[Data records]
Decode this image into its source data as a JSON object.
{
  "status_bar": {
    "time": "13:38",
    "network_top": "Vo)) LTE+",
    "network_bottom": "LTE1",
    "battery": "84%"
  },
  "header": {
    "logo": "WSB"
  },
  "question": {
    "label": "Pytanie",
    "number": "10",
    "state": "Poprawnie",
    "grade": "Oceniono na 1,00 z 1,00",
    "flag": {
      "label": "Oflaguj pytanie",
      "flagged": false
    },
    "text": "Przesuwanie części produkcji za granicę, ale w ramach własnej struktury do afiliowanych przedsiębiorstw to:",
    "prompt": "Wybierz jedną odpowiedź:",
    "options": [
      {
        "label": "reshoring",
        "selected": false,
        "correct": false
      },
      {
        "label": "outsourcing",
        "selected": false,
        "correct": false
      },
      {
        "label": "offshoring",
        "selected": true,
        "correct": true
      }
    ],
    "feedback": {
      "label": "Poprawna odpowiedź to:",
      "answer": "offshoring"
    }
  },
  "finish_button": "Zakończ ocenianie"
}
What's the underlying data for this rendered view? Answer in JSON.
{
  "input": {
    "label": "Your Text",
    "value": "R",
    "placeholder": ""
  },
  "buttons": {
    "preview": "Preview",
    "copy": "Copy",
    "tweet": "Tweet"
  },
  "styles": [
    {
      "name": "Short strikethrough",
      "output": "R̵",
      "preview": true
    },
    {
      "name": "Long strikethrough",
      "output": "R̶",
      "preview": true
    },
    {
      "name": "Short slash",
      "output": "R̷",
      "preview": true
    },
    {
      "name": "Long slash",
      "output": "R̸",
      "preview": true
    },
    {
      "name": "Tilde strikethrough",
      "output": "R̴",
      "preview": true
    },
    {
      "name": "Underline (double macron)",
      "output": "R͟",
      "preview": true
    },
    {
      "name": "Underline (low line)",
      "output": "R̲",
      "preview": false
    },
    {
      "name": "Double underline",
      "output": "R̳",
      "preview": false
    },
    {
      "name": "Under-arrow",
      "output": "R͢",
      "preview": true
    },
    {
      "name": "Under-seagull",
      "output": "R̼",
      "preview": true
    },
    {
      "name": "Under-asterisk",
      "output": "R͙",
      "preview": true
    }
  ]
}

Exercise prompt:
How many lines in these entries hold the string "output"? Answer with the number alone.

Result:
11